Armed with industry nous and a sense of adventure, The Last Drop Distillers have made a name for themselves sourcing some of the rarest and oldest sips in Europe
What they don’t teach entrepreneurs in school: Ditch the business plan. Just have fun, and let the universe’s machinations take over. Just ask the co-founders of The Last Drop Distillers Limited — James Espey, Tom Jago, and Peter Fleck — a trio of grey-haired gentlemen who have a combined experience of 150 years of working for some of the biggest spirit brands in the UK and South Africa.
In 2008, with retirement on the horizon, the three of them decided to look for something delicious and rare to bottle and share with their friends. Aware that whisky makers had parcels of spirits that remained lying or ‘forgotten’ in their warehouses, they knocked on the doors of distilleries, and asked to sample some of the old drams in the dust. They discovered a 1960 Scotch whisky blend which they enjoyed, and eventually bottled and sold it to collectors.
Their fun project drew praise but instead of calling it a day, the men visited Cognac to sniff out another gem. Things fell into place, and The Last Drop Distillers Limited, a London-based company specialising in offering exclusive and rare spirits, was formed. Today, The Last Drop’s portfolio has 12 releases of rare spirits, with a total of just 6,500 bottles. The smallest batch among the releases is the Dumbarton 1961 Single Grain Scotch Whisky, with just 32 bottles.
“We look for rarity when sourcing spirits. Everything we have in our collection cannot be reproduced — they are one-offs,” says Cecily Chappel, commercial director of The Last Drop. “We also look for age. The youngest spirit we have in our portfolio is 45 years old, while the oldest is 148 years old.” Nothing much has really changed with the team’s sourcing process: they still do the footwork, visiting distilleries to sample spirits left in a long slumber.

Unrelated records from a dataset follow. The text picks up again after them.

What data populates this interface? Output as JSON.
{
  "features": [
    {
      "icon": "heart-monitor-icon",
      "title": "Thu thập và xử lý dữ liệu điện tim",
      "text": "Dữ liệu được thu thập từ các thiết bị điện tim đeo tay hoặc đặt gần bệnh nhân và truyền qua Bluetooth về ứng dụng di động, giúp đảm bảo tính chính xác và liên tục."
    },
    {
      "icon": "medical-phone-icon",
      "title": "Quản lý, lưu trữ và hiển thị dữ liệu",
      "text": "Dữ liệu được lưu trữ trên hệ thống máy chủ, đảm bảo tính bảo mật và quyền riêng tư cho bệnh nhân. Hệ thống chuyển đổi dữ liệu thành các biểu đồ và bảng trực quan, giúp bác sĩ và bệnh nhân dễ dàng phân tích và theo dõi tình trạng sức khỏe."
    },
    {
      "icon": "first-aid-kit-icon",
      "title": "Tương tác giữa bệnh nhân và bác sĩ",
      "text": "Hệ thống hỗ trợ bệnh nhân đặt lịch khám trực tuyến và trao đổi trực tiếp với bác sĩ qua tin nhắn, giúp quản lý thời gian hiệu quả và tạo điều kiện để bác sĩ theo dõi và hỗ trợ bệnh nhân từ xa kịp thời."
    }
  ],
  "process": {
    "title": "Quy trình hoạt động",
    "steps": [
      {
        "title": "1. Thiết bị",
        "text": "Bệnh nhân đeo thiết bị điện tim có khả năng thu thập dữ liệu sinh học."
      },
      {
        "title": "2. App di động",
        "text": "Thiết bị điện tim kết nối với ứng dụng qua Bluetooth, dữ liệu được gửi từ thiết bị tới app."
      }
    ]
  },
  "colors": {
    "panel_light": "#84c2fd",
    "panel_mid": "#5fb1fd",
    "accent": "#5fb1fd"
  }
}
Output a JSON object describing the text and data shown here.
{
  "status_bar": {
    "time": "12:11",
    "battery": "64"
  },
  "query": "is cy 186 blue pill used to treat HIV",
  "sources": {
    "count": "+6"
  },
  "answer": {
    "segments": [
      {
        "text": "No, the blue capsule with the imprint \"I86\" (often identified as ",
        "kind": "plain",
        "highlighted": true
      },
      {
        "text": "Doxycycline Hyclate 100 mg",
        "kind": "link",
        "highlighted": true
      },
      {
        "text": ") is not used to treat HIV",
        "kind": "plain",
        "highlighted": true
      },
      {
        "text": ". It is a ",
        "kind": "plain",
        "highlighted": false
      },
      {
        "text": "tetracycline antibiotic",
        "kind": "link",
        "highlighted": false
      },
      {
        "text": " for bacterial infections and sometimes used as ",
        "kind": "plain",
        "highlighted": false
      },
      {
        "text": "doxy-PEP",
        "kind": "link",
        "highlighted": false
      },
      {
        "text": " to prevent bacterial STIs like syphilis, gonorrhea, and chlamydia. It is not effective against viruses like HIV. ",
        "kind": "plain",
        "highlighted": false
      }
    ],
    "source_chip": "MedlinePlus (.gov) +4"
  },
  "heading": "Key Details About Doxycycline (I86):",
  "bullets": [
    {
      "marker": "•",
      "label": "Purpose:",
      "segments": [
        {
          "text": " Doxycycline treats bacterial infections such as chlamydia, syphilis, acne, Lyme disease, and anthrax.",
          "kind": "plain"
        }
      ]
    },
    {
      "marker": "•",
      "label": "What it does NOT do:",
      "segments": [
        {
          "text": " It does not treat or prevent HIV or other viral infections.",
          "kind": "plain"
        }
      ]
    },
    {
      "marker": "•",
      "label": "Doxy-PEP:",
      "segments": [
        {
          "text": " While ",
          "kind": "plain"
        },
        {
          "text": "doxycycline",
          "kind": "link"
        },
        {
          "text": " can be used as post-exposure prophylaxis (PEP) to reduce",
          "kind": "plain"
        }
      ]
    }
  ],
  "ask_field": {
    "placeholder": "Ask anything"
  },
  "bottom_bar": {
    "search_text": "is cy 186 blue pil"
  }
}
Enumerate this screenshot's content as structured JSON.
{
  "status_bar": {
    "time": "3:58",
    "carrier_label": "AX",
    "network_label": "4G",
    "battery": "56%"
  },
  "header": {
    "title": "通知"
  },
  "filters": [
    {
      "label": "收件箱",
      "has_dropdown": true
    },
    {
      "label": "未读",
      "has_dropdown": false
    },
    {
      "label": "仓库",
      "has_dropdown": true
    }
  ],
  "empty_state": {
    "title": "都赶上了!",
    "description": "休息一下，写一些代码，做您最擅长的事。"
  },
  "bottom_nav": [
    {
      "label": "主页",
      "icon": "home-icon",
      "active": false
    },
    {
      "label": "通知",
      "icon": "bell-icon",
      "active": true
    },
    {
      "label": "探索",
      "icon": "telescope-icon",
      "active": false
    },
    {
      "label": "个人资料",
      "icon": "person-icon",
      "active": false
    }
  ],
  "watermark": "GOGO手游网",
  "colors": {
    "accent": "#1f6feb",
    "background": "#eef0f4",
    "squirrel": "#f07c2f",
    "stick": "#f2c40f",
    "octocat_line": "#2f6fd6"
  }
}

Sometimes, they get tip-offs. “Because we are respected in the industry, we do get [distilleries] who contact us and say, ‘We have gone through our inventory, there are a few old parcels lying around, and we aren’t very sure what to do with them. Perhaps we can do something together’.”
Chappel stresses that an old spirit “does not mean greatness”. “On paper, [the age] is a marketing dream. We fall in love with the spirit before we sample the cask in the warehouse. Then we taste it and often it’s not great,” says Chappel. “Wood can do wonderful things but it can also destroy the spirit by overpowering it.”
To confirm an old dram’s quality, samples from the cask are taken back to the company’s office in London, where a tasting panel comprising eight team members will taste and compare it against other ambrosias of similar value. The spirit doesn’t make it to the market if it doesn’t get a nod from each panellist. “We can’t afford to go wrong, since we rely heavily on these one-off spirits,” adds Chappel.
The most recent gem greenlighted by the tasting panel is the Glenrothes 1968 Single Malt, bottled separately from two casks (the first yielded 168 bottles; the other, 141 bottles) last April. Each bottle, priced at US$6,250 (S$8,637), comes with a 50ml miniature replica, a handmade leather red case, a certificate of authenticity, and a tasting notebook.
Whisky cognoscenti would be familiar with Glenrothes, which made its first dram in 1879. The Speyside-based distillery is known as one of Scotland’s top single malt makers, producing whiskies that are often sought by other master blenders for their Scotch blends.
Although the Glenrothes 1968 Single Malt was distilled on the same day 50 years ago, The Last Drop decided not to blend the two casks, preserving the nuanced differences brought by each wood’s interaction with the environment. Both also possess different alcohol strengths: one measures 51.3 per cent ABV, the other a tad lower at 50.2 per cent ABV.
The former offers a heavier, richer texture that wraps around the dram’s spicy, fruity core like a plush coat, while the latter is a touch sweeter, with a lovely hint of scented grass. “They are like twins,” remarks Chappel, on the two casks. “They act in slightly different ways, although they are very similar.”
“We haven’t released a single malt in a while, so we are excited for the Glenrothes 1968 Single Malt,” says Chappel, who adds that two more collections of the Glenrothes 1969 and 1970 from separate casks will be released in 2019 and 2020 respectively, completing what she calls “a little trilogy”.
The team has also ventured across the Atlantic, setting up a refrigerated warehouse at Kentucky-based Buffalo Trace Distillery to slow down the ageing of whiskeys in their hot climate. At the moment, the members have their eyes set on a delicious bourbon distilled in 1982 — a mere baby of a spirit by their standards. But remember, age does not always mean greatness.
In Singapore, The Last Drop’s spirits are available at Berry Bros. & Rudd, BI Wines and Spirits and Vinum Fine Wines.
The Last Drop Distillers Limited’s Cecily Chappel shares her thoughts on whisky trends and investment.
Some of the old spirits you have sourced came from a few ‘forgotten’ casks in warehouses. What is The Last Drop doing to keep its business sustainable amid ever-increasing global demand for such rare spirits?
We are fortunate that — having started the business 10 years ago — we have been building a nice inventory, some of which are young parcels that need time to reach full maturity. We have already planned out the business for the next 50 years. We try not to follow trends, we set them.
What is a whisky trend that has surprised you?
I find it interesting that more people are wanting to purchase a cask, instead of a few bottles of a rare whisky. Sometimes they want a cask with a personalised label for a special occasion like a newborn or a wedding.
Should The Last Drop’s rare spirits be drunk or kept as an investment?
Ideally, we’d like our spirits to go to connoisseurs who’d drink them, but we are aware that the buyers are people who’d buy for investment. After all, when you are dealing with something that is as rare as the last drop, you’d have people who purchase it to get a financial return in the future. We have also seen bottles from The Last Drop finding their way to the secondary market. If it means someone wasn’t able to procure the desired spirit the first time but was able to get it another way and enjoy it, then I am fine with that.